The collision is not new, but more than anything else it is defining our era. Technology is steadily creating the dominant issues and upheavals of our time. We are moving from an era where machines enhanced the natural—speeded our movements, saved our sweat, stitched our clothing—to one that brings in technologies that resemble or replace the natural—genetic engineering, artificial intelligence, medical devices implanted in our bodies. As we learn to use these technologies, we are moving from using nature to intervening directly within nature. And so the story of this century will be about the clash between what technology offers and what we feel comfortable with. No one claims that the nature and workings of technology are simple; there is no reason to think they are simpler than the nature and workings of the economy or of the law. But they are determining for our future and our anxieties about it.

This book is not about the benefits or evils of technology, there are other books that look at these. It is an attempt to understand this thing that creates so much of our world and causes us so much unconscious unease.

And this brings us back to the same questions. What is technology? What is it in the deepest sense of its nature? What are its properties and principles? Where does it come from—how does it come into being? How does it develop? And how does it evolve?

Missing: An -ology of Technology

One good place to start is to ask what we really know about technology. The reader might expect the answer here to be straightforward, but actually it is not. In fact it is almost paradoxical: we know a great deal about technology and we know little. We know a great deal about technologies in their individual sense, but much less about technology in the way of general understandings. We know all the particularities about the individual methods and practices and machinery we use—or at least some people, the designers of these, do. We know every step in the production of a computer microprocessor, and every part of the processor, and every part of every part. We know exactly how the processor operates, and all the pathways of the electrons inside it. And we know how the processor fits with the other components in a computer, how it interfaces with the BIOS chip and the interrupt controller. We know exactly these things—exactly what lies within each technology—because we have placed them all there in all their detail. Technology in fact is one of the most completely known parts of the human experience. Yet of its essence—the deep nature of its being—we know little.

This sort of contrast between known content and less-known principles is not rare. Around two centuries ago, in the time of the French zoologist Georges Cuvier, biology (or natural history as it was then called) was a vast body of knowledge on individual species and their comparative anatomy and their interrelations. Today, he said, writing in 1798, comparative anatomy has reached such a point of perfection that, after inspecting a single bone, one can often determine the class, and sometimes even the genus of the animal to which it belonged. Cuvier was only slightly exaggerating. Naturalists did have detailed knowledge, and they were deeply aware of the family relationships among animals. But they had few principles to hold all this knowledge together. They had no clear idea of how animals had come to be; no mechanism by which evolution—if it existed—could work; no obvious idea of whether animals could modify their parts or how this could happen. All this came later, as principles were found.

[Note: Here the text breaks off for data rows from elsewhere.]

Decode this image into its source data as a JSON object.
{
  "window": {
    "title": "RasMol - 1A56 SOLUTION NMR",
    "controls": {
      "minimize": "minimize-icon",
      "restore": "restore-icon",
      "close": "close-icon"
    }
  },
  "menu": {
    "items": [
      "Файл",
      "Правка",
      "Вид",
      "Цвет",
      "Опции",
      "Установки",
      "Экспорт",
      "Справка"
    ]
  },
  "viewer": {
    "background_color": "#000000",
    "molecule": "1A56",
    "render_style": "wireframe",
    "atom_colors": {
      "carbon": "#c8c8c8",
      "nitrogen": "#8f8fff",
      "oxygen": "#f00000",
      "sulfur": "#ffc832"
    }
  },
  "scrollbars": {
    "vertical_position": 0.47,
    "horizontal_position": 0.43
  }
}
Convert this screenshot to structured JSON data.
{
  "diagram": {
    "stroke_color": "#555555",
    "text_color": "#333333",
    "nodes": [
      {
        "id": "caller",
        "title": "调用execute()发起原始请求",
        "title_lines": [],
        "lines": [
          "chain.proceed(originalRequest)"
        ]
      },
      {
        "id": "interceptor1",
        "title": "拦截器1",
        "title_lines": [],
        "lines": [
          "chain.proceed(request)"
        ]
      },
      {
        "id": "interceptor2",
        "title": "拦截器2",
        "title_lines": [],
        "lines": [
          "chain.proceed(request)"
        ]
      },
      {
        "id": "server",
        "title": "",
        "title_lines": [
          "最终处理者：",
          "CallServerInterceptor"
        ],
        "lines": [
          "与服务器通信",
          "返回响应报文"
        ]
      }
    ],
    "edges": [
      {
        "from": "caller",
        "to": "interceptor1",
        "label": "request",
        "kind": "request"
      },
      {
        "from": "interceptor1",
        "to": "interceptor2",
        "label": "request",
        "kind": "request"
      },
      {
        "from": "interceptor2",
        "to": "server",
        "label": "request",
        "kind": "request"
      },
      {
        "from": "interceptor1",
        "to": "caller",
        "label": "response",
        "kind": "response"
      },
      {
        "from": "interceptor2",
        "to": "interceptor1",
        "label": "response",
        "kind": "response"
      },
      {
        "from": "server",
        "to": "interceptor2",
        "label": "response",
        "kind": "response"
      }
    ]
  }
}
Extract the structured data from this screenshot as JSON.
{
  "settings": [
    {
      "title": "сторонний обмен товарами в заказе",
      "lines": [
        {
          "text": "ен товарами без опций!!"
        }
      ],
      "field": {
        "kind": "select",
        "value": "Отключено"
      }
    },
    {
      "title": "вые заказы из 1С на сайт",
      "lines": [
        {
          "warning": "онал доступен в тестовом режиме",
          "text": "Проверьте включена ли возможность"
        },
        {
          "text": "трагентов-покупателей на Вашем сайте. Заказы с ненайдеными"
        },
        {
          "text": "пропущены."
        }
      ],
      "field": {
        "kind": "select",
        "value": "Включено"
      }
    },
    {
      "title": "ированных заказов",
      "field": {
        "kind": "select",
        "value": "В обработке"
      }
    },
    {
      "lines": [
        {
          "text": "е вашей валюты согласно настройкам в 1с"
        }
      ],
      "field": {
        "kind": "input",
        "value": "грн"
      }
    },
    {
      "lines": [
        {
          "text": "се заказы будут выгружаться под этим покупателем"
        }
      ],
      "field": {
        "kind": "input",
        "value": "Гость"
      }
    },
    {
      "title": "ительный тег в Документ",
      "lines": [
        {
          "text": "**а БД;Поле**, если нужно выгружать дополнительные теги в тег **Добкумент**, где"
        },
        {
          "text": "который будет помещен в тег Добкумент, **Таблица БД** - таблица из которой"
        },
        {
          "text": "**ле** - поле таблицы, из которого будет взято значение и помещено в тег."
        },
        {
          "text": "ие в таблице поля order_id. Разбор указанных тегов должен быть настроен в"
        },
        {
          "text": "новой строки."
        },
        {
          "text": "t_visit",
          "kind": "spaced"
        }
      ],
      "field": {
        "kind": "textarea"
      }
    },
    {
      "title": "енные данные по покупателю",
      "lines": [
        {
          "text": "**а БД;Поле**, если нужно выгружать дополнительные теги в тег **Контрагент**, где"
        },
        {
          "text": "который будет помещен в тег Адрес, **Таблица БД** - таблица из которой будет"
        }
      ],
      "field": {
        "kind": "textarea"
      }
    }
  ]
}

We are in the same position with technology. We have detailed studies about the history of individual technologies and how they came into being. We have analyses of the design process; excellent work on how economic factors influence the design of technologies, how the adoption process works, and how technologies diffuse in the economy. We have analyses of how society shapes technology, and of how